SEOUL -- North Korea's nuclear test on Tuesday is likely to embolden security hawks' calls for nuclear armament in neighboring countries, stoking fears of a renewed arms race in East Asia.
Japan has in recent days displayed a marked shift toward the right, with growing calls for military rearmament amid heightening tensions with China over a group of islands in the East China Sea known as Diaoyudao in China and Senkaku in Japan.
Japan's right-wing politicians have taken advantage of the conflict to call for bulking up its Self-Defense Forces and widening its role under the doctrine of collective self-defense, which Japan's new conservative prime minister Shinzo Abe has been advocating under the label of strengthening the US-Japan alliance. Under the doctrine, an attack on Japan's ally, such as the US, would be considered an attack on Japan itself. It would provide pretext for Japan's Self-Defense Force to be mobilized even if Japan itself is not under attack.
Spurred by nationalism, several right-wing Japanese politicians, including Shintaro Ishihara, the governor of Tokyo, and Toru Hashimoto, the leader of the National Japan Restoration Association, have spoken in favor of a military build-up and the development of nuclear weapons.
Before being inaugurated as Japan's prime minister for the second time late last year, Abe had argued for a revision of Japan's pacifist constitution to allow for Japan's nuclear capability that is "defensive in nature".
During Abe's first turn as prime minister in 2006, Taro Aso, then the foreign affairs minister, and Shoichi Nakagawa, the head of the conservative Liberal Democratic Party's Policy Research Council, had also spoken in favor of nuclear armament so long as it was the "necessary minimum" for defense.
While talks of nuclear armament have not materialized in South Korea on the scale of Japan, several prominent conservative politicians have raised the need for nuclear arms to protect against the threat posed by North Korea. Chung Mong-jun, a seven-term lawmaker in the governing Saenuri Party, pledged nuclear armament last year during the conservative party's presidential primaries.
"(Our country) must possess nuclear weapons capability in order to protect the people," he said. "The efforts at diplomacy to free the Korean Peninsula of nuclear weapons over the past 20 years have failed, and this amounts to a failure of our politics. There needs to be an overarching review of our national security policy."
Experts are divided over the prospects of nuclear armament in Northeast Asia. "The key players in the nuclear domino of Northeast Asia are South Korea and Japan," said Cho Dong-joon, a professor in politics and international affairs at Seoul National University. "The nuclear armament of South Korea and Japan would cripple the Non-Proliferation Treaty, which is the mechanism in place that prevents the spread of nuclear weapons in the world."
Cho added that, considering such upheaval the nuclear armament would cause, the US, Russia, China and other nuclear powers would attempt to prevent it.

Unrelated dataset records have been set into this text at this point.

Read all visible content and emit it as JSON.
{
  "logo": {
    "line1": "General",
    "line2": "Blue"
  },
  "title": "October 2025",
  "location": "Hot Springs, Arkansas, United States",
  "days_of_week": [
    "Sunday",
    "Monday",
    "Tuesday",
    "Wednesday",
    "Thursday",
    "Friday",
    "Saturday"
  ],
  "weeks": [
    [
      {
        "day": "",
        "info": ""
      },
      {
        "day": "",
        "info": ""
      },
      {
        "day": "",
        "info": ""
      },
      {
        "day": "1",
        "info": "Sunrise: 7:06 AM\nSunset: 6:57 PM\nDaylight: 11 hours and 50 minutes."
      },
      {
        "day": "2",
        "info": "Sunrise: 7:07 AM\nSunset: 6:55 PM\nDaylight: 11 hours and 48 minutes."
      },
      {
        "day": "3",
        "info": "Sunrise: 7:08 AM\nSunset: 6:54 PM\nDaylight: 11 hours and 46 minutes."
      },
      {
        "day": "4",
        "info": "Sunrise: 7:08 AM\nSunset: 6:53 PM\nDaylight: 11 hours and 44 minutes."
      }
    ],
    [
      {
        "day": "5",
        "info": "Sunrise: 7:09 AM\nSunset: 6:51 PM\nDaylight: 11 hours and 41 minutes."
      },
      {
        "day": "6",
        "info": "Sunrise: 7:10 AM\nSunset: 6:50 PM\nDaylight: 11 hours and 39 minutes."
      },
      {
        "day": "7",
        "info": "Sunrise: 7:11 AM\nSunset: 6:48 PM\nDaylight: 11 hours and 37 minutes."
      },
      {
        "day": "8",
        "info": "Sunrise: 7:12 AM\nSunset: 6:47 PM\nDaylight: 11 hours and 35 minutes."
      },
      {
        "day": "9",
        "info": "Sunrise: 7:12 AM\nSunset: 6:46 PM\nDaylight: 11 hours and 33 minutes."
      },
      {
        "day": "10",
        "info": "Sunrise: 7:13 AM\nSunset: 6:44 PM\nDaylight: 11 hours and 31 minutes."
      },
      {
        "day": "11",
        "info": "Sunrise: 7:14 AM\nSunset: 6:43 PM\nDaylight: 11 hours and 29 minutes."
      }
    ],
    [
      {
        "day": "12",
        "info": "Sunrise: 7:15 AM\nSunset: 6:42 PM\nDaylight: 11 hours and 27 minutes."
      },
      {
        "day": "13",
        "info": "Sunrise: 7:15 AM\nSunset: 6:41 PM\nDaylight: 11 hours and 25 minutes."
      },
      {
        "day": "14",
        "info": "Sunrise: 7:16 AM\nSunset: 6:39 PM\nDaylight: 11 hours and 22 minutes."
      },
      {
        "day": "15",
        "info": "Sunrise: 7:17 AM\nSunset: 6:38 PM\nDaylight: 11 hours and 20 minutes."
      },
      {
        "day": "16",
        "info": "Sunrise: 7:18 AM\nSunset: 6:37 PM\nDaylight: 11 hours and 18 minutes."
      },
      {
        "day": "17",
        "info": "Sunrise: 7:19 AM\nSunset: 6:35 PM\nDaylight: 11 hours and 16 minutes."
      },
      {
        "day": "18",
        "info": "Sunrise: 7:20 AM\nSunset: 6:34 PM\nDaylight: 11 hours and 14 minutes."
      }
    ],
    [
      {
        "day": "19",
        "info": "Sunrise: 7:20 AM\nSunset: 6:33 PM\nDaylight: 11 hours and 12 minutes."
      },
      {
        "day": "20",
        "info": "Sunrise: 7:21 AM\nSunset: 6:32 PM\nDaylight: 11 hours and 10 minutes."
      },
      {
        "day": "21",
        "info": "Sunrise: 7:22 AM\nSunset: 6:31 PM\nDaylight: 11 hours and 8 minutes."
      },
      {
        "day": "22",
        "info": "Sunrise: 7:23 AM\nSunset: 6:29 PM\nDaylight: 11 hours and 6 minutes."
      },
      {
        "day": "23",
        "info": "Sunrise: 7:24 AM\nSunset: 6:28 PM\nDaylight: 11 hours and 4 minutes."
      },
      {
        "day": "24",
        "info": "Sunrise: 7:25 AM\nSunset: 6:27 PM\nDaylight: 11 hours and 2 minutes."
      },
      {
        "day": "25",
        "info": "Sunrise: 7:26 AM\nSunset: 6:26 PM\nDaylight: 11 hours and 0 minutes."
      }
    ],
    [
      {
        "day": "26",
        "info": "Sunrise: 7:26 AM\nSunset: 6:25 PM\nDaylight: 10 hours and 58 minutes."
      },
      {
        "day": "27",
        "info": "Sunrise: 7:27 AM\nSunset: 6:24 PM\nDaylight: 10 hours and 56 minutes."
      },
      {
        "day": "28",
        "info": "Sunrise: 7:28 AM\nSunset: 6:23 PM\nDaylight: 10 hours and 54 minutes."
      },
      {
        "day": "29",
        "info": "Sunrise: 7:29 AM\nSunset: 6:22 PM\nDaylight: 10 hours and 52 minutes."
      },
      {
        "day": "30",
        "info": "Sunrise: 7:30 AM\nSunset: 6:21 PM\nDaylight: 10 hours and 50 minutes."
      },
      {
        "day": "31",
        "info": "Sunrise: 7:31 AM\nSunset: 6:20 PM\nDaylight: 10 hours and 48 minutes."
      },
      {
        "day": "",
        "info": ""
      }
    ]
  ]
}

But Lee Shin-hwa, an international affairs expert at Korea University, said that while South Korea will remain under the security guarantee provided by the US nuclear umbrella, "Japan, Taiwan and other countries may push for nuclear armament citing North Korea's nuclear test, and this could result in a nuclear domino effect."
Kim Yong-ho, an international affairs professor at Yonsei University, also said that "the nuclear potential of South Korea and Japan is tremendous."
Kim added that if North Korea makes gains in intercontinental ballistic missile technology with help from Iran, then that would pose "a different level of threat" to the US. As such, he added, "there is a possibility of a nuclear domino phenomenon in Northeast Asia."